As a general rule category pages carry more specific keywords than homepages. If the competition for your homepage keywords is too great there is a chance the competition for your category page keywords will be palatable. Sites with just one homepage can include dozens of category pages (or more) and so there can be significantly more traffic potential.
There are also sometimes different levels of category pages. For instance, using the shoe store example. The first level category page would be "Men's" then perhaps "Men's Boots" then finally "Men's Hiking Boots." If your site contains multiple category levels you should decide which ones you want to focus on the most. Some things can be done for all category levels, but others will favor one or the other.
Category page optimization is simpler since you will be responsible for most of the incoming links for each category page as they will be coming from other parts of your site. You must link to the category page using keywords as the anchor text, you should put the keywords prominently in the title tag and in headings on the page itself. It also can help if you include a paragraph or two or keyword rich content. This is especially true for ecommerce sites which so often do not include any text at all on category pages.
The important thing here though is your internal linking structure. You should link to every category page at the level which you are targeting on your homepage. This can be a lot of links, and that may affect your decision of which level to target. For instance on this site's homepage the left menu includes just the first level category, plus Search Engine Optimization, which is a second level category but one I want to give extra attention too. However on the homepage itself I also list all the second level categories.
Linking to the categories on every page of your site also helps, which is why I put the search engine optimization link on the left menu. However the other secondary level categories are not there because I want to keep the left menu small. Also the more links you add, the less weight each will receive.
The important thing to remember when doing category optimization is that the more links you can add to that category on your site the better off it is. Putting a link to the category on your main menu, which is included on every page, is the most you can do. But if you can't do that you can still add as many cross links between categories as you can. Also, breadcrumb navigation is a good way to add a link back to your category page from your content or product pages.

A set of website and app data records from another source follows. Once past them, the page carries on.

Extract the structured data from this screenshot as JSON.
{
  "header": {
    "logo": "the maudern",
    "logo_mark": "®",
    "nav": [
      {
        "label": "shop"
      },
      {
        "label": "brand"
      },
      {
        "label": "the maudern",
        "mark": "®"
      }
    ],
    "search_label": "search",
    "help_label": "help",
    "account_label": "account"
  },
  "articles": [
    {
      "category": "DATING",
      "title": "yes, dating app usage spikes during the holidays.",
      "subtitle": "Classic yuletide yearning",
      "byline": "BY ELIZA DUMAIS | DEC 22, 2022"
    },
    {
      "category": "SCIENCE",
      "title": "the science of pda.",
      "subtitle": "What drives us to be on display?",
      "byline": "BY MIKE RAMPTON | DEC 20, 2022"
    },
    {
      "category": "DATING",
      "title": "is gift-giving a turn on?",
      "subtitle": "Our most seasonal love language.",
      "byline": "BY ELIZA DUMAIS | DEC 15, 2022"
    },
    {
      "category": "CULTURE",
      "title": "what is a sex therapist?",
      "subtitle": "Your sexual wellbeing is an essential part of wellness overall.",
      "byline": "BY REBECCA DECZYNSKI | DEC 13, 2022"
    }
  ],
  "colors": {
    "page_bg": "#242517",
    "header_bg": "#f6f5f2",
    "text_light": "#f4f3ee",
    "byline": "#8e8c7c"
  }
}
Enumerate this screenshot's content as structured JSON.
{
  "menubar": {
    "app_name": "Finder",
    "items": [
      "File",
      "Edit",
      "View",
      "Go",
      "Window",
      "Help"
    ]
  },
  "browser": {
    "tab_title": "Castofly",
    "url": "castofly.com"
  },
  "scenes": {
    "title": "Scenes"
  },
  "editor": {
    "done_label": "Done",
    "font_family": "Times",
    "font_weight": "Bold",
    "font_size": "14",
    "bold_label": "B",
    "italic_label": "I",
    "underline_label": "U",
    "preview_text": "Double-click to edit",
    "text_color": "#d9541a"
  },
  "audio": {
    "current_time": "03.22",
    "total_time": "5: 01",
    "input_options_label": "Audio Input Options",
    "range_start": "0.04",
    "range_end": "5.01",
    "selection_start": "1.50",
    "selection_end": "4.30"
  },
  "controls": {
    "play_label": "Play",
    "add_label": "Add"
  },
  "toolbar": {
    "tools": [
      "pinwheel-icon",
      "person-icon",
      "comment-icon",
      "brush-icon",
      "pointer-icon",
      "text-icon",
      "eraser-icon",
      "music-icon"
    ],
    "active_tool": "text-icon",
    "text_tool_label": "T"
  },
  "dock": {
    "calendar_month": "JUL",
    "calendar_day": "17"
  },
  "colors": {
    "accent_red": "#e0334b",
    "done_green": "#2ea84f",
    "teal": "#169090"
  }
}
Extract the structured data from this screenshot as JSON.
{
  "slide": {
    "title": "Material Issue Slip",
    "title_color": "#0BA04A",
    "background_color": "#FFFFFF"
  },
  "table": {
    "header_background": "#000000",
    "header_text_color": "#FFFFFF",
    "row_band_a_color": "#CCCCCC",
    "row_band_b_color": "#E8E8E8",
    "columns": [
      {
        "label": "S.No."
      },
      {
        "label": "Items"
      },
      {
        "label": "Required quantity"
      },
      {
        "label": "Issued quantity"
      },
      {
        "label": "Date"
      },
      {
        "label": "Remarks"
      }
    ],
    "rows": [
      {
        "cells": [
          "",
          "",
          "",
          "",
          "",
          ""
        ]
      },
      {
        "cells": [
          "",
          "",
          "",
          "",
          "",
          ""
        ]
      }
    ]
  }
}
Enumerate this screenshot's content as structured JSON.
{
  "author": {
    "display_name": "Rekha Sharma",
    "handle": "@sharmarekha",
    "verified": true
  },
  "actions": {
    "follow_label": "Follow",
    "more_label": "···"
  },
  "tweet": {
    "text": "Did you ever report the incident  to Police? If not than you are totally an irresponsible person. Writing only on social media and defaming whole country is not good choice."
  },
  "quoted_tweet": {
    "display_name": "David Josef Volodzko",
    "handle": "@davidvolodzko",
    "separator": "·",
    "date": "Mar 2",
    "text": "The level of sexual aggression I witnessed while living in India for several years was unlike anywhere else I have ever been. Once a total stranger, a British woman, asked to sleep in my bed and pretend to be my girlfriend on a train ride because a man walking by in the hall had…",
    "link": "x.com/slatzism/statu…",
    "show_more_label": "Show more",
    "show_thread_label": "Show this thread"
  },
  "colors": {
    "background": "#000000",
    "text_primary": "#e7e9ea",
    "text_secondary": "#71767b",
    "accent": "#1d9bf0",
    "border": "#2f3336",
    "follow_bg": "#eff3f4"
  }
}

You should also focus on gaining incoming links for these pages as well. Many people focus only on incoming links for the homepage when you can submit category pages to directories and or use them for link exchanges.
You're still linking back to your homepage on every page of your site, for usability reasons, but by adding more internal links to and among the category pages you are spreading your available weight around more and thus your homepage will have less than if you minimized internal links and used a highly hierarchical, as opposed to mesh, linking structure. So while you can do both, you can't do both equally well.